Vicky Munguriek, 35, from Uganda Job title: Driver in northern Uganda Years at UNHCR: Joined in December, 2016 Why did you become an aid worker? I saw an advertisement in a newspaper for a driver with UNHCR.
Insurgents from Boko Haram, who have brought turmoil to much of north-east Nigeria in recent years, had blocked the road between two villages.

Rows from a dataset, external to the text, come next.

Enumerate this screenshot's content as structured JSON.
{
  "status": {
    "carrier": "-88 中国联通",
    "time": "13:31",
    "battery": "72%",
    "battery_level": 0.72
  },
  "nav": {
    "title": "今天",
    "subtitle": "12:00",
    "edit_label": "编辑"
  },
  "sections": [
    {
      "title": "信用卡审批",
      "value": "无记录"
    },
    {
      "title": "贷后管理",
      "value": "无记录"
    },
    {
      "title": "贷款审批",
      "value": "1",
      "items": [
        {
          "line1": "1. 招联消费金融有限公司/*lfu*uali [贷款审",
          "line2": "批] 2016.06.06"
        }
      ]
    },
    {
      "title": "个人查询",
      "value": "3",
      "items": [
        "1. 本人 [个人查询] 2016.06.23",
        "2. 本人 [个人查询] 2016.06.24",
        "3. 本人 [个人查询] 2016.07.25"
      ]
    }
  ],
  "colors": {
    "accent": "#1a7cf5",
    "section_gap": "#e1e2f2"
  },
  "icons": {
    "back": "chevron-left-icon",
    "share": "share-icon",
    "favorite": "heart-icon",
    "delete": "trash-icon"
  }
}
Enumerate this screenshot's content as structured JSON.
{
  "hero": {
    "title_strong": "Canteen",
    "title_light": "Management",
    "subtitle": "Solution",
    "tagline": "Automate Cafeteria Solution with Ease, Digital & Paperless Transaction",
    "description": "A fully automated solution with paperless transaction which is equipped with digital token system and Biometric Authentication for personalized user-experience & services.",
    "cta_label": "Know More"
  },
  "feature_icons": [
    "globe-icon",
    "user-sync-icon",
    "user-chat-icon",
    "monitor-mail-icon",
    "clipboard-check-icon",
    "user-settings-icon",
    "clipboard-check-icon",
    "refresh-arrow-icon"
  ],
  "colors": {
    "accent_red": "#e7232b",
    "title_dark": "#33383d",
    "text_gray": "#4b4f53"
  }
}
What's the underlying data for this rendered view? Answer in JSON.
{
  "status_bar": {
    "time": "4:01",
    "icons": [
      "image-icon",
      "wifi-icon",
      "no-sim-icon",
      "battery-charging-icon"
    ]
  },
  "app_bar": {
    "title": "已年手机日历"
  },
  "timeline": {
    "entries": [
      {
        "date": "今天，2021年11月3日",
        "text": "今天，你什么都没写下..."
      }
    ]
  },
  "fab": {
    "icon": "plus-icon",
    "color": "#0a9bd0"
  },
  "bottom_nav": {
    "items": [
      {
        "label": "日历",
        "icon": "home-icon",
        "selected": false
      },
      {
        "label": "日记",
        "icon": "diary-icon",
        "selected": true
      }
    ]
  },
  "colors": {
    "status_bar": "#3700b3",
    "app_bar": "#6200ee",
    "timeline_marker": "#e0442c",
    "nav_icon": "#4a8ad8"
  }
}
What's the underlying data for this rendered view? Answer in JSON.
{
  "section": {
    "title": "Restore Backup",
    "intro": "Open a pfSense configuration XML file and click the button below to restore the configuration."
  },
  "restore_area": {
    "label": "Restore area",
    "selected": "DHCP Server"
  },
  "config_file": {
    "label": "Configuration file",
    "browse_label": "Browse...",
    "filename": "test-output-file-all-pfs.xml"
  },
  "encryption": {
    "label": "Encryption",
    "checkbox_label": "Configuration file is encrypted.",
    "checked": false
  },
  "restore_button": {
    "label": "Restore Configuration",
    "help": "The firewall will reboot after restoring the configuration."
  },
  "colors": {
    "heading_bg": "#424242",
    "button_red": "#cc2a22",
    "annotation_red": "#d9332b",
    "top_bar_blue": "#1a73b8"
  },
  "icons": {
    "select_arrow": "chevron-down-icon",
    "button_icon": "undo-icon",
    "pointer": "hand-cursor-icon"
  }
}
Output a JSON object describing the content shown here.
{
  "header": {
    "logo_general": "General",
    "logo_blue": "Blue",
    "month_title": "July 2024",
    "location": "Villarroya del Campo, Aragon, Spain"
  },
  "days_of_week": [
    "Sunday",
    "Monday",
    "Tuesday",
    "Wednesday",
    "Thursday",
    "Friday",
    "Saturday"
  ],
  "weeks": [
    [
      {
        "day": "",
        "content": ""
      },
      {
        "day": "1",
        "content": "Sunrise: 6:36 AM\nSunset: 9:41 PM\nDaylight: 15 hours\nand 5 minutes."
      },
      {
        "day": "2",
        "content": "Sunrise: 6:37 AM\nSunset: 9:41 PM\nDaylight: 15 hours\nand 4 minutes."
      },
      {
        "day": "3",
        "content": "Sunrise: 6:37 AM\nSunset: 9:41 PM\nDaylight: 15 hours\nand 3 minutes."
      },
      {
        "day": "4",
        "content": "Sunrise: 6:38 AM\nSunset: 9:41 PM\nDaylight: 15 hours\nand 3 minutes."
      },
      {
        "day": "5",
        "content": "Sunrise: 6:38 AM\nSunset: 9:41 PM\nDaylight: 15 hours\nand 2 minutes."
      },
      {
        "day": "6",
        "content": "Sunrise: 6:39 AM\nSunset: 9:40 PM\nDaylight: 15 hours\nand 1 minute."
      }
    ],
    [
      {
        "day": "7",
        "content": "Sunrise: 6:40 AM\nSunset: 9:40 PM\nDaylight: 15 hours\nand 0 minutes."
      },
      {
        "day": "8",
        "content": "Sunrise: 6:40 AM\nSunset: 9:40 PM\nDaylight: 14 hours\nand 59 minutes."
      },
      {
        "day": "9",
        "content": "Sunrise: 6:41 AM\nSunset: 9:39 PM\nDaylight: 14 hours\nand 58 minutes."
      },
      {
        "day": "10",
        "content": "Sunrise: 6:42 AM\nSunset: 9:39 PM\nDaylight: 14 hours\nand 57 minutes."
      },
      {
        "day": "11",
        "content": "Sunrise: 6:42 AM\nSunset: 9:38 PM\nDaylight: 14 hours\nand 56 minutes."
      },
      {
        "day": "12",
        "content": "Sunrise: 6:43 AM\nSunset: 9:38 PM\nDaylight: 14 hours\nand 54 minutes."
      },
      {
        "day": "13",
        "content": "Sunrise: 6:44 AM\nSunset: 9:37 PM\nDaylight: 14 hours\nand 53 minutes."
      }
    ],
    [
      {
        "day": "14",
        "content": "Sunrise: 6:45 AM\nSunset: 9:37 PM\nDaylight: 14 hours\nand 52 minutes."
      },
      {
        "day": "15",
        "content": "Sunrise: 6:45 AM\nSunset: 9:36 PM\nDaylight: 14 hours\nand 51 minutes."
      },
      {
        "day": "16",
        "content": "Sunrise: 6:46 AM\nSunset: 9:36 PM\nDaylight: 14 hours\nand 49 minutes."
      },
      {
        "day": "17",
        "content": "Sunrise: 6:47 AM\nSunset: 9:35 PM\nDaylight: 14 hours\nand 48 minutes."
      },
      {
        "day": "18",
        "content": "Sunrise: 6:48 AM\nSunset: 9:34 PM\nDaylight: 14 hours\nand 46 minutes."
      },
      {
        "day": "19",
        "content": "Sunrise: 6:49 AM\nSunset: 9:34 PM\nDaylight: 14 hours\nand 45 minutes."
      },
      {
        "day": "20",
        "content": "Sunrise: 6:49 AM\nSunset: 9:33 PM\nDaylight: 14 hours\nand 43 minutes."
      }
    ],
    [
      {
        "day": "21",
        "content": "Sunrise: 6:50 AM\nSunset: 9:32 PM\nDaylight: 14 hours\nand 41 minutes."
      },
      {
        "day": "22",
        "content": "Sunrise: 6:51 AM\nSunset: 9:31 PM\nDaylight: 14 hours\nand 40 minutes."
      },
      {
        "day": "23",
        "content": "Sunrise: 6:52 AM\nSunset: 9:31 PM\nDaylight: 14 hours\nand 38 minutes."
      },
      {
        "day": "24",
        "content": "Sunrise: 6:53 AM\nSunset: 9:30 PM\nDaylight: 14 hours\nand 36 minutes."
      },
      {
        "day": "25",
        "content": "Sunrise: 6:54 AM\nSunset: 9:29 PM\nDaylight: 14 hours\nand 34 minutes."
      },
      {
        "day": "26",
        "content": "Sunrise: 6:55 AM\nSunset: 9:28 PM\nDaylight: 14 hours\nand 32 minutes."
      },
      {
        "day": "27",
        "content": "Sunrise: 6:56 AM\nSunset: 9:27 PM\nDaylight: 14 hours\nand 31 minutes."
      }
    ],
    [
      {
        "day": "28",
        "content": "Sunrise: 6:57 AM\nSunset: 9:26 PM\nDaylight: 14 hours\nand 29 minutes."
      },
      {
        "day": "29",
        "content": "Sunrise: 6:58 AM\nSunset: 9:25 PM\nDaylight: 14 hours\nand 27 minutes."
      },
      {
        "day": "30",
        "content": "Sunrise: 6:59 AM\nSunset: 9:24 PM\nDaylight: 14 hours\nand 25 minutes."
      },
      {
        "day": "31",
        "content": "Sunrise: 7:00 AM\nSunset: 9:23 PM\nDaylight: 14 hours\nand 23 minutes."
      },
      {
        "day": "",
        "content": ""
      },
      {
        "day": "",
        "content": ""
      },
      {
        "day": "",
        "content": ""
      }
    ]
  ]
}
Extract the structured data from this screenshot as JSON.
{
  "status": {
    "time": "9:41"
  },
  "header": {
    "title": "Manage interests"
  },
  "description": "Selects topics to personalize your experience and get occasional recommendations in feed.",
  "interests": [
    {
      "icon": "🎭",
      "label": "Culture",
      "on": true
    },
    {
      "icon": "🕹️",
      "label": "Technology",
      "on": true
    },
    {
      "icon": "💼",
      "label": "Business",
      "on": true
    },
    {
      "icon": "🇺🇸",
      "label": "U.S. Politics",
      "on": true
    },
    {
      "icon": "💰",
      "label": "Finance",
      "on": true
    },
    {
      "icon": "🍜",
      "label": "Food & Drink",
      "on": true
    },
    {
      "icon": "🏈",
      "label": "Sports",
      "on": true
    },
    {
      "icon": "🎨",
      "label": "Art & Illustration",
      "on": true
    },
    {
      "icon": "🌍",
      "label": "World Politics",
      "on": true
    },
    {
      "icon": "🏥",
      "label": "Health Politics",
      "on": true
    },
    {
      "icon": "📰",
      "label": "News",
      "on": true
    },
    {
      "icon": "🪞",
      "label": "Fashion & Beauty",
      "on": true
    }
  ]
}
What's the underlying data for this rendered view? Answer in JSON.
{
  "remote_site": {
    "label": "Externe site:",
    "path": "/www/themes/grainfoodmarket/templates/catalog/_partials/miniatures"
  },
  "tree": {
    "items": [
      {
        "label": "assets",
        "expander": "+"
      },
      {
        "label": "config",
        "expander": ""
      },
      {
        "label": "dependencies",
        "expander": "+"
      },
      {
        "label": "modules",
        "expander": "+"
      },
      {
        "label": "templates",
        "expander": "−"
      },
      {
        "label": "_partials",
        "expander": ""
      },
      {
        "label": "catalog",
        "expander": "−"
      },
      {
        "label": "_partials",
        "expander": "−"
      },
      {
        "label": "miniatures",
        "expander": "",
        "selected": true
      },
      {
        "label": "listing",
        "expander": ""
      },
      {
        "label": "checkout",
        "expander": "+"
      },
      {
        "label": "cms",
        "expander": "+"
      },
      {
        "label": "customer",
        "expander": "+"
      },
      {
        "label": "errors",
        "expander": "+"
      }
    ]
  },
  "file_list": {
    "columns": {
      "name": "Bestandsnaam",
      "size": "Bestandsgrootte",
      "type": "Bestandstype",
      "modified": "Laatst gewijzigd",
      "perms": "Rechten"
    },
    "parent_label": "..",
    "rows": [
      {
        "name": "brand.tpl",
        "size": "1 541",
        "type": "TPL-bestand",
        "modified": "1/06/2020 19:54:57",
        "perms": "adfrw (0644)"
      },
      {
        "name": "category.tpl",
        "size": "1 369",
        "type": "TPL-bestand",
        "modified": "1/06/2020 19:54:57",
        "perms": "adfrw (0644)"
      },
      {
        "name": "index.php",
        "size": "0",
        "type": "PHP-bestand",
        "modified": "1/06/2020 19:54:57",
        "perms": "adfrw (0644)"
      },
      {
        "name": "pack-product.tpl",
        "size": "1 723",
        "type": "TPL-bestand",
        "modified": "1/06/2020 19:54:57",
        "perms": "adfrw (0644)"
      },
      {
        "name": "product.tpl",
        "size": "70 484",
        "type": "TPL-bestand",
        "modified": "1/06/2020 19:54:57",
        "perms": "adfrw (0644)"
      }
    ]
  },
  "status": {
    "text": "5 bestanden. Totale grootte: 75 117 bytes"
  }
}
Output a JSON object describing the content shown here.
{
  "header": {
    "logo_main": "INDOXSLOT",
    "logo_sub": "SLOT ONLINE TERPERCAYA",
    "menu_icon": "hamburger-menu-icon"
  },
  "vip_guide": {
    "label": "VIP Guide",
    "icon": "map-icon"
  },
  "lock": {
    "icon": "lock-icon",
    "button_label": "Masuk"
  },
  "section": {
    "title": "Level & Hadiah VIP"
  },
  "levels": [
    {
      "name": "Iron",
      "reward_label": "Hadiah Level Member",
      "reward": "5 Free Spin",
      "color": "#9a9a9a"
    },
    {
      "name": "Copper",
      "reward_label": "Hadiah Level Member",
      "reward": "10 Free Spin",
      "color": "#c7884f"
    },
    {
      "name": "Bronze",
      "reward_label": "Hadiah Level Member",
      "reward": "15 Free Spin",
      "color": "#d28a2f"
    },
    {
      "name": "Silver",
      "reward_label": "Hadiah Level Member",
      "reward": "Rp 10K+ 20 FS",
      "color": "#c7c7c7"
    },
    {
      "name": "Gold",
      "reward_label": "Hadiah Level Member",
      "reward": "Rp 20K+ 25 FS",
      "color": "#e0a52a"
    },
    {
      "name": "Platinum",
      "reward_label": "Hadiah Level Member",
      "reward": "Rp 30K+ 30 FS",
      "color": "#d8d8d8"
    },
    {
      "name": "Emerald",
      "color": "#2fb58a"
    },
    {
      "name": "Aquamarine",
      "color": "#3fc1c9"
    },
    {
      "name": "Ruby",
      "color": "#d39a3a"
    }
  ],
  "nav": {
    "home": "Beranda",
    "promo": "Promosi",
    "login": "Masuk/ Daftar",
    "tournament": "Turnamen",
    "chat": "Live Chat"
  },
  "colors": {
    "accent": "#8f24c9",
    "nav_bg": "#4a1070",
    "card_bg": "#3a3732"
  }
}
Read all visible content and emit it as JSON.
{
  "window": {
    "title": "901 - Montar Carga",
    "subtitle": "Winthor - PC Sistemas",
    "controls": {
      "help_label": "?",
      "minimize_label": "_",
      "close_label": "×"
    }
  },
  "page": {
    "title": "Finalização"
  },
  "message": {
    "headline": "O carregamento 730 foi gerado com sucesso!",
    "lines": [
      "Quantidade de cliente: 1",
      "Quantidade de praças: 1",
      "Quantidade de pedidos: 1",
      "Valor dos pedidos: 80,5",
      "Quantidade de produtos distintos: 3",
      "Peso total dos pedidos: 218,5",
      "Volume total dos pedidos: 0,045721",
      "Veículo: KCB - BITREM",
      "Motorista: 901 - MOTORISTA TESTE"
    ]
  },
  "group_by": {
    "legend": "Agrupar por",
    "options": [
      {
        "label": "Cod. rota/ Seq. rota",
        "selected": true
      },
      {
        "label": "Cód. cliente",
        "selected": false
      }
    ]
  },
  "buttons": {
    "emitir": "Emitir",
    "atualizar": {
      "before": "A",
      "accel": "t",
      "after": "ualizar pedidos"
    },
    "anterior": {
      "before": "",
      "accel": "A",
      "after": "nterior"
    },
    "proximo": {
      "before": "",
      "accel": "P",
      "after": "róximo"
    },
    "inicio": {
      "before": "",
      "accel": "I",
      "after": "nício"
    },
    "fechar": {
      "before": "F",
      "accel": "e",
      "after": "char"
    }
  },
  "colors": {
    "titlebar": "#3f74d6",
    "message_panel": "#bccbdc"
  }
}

Her husband, Usman, a primary school teacher was pulled out of the car.
Tears tumbled down the cheeks of 13-year-old Hauwa Madu as she recalled the death of her father three years ago at the hands of one of the world's most feared terrorist groups.
The stairwell is the only place they could find with enough space and seclusion for them to study - just one example of their determination to overcome the odds and achieve academic success.
"The worker must have bread, but she must have roses, too." So said Rose Schneiderman, a prominent trade union leader of the early 1900s. That's the motto of Bread and Roses, whose founders Sneh Jani and Olivia Head believe in helping refugee women to flourish through training and employment.